None of our products are recommended for full exposure. A-Line products can withstand intermittent splashing to water or daily soak / dry cycles.
The catalyst will help cure the film under poor curing conditions- full cure time is still needed based on product type and conditions. Some Chemglaze products can be baked with catalyst to speed cure on assembly line type basis.
Yes. Use AP-134 adhesion promoter for glass type surfaces prior to topcoating.
Baking is not recommended until the product has been fully cured at room temperature. Best results are after normal cure and then baking with pans of water in an oven at 160 to 200°F for at least 8 hours. Baking will reduce outgassing.
Not recommended for aerospace application due to outgassing requirements. No data on compatibility. V-175 would be compatible with Aeroglaze A-line, but would not meet spec if A-170 is specified for space application.
No. Chemfilmed, anodized, or alodine treated surfaces should be primed with Aeroglaze epoxy primers.
Parts should not be wiped with any alcohol containing solvents until fully cured. Wash Primer should not be wiped with any solvent to avoid removing the primer.
We do not have a preferred list of applicators but do know that Boyd Coatings and Applied Coating Systems, Inc do this type of work.

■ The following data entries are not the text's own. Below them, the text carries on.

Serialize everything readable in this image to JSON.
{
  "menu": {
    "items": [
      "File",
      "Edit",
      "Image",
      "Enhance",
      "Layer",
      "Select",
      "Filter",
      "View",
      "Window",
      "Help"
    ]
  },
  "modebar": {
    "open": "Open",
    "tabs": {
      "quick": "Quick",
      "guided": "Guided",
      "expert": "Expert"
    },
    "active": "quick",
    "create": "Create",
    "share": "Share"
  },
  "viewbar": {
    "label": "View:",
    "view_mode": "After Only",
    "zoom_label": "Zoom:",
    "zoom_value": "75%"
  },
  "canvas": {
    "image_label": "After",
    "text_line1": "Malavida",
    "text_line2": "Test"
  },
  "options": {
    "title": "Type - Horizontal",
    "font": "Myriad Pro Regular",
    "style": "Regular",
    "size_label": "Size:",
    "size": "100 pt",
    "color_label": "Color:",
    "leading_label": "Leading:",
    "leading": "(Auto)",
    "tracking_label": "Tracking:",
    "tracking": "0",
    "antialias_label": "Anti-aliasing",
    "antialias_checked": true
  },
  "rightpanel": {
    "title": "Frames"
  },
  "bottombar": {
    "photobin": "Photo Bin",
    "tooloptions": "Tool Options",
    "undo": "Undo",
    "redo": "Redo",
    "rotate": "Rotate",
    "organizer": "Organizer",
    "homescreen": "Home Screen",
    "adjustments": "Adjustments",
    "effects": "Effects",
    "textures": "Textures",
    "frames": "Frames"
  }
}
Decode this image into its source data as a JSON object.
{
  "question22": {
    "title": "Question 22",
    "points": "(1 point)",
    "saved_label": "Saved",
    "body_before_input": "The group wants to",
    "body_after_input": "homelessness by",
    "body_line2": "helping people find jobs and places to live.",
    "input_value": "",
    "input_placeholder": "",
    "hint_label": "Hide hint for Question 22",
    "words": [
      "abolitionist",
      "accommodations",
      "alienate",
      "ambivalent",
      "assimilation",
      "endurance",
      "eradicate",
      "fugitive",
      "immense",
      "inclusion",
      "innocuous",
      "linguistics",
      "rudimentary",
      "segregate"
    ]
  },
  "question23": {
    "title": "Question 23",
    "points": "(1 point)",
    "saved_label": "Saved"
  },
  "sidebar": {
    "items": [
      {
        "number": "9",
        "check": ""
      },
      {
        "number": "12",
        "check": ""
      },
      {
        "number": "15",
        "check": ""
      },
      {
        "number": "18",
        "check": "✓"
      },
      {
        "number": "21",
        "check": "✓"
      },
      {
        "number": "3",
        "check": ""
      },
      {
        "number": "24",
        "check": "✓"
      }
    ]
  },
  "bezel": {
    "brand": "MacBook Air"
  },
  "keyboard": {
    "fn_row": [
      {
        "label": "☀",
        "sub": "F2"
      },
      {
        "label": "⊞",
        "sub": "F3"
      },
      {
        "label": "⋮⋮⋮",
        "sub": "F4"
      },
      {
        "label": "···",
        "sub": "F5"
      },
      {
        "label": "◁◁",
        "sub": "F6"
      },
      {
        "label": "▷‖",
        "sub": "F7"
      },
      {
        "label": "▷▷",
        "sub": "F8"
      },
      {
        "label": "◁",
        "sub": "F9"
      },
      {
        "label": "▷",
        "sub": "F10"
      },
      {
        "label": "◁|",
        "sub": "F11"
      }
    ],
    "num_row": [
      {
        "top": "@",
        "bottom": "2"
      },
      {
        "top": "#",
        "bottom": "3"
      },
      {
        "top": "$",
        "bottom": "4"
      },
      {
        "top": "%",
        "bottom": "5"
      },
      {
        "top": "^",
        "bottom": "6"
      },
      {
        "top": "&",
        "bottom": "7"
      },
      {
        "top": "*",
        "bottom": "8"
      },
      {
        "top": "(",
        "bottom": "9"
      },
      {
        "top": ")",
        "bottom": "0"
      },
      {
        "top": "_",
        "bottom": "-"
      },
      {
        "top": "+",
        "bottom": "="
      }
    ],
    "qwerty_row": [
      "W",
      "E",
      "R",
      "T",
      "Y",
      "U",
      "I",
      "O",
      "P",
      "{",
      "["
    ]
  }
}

Black, white, and clear. We do have P-line color additives to make other colors, i.e. red, blue, and yellow (can mix red, blue, and yellow to get other colors). The customer would need to add with catalyst with P-line color concentrates.
We do not know on most of these substrates since we haven’t tested for adhesion. Customer would need to test to confirm adhesion.
Cannot be done. Need to check your cert or contact the distributor.
If wash primer is used, make small cuts in the painted surface and apply solvent saturated cloths to soak into the primer. Continue until all paint is removed. If epoxy primer is used, some mechanical or abrasive method should be used. If substrate can handle aggressive solvents, methylene chloride may be a good choice. Some commercial removal agents may work and can be found online, but may not be suitable for sensitive substrates / applications. We do not have a written method for coating removal.
The Product Information sheet shows coverage for coatings based on gallons per square foot. Allow for overspray and odd shaped parts and amount of thinner needed.
It is best to wait for full cure, but parts can be handled lightly after 12 hours under proper curing conditions.
The paint was not mixed properly so the pigment was left on the bottom of the can.
Once opened air containing moisture gets into the can and reacts with the coating and creating gas. Best to cap cans with Nitrogen when opened.
IPA can be used after the paint is fully cured.
Aliphatic type polyurethanes are best for exterior (A-Line, V-Line). Aromatic types are not recommended for exterior use (Z-Line) unless noted on the data sheet. There are special Z-lone products that have additives to extend exposure to light.
Contact distributor for pricing.
We only have the information supplied on our data sheet. Customer would need to test for themselves if they can’t find the information online.
-250°F to +250°F as supplied by NASA/Goddard Space Flight Center.
Z307 contains more carbon black to allow for conductivity.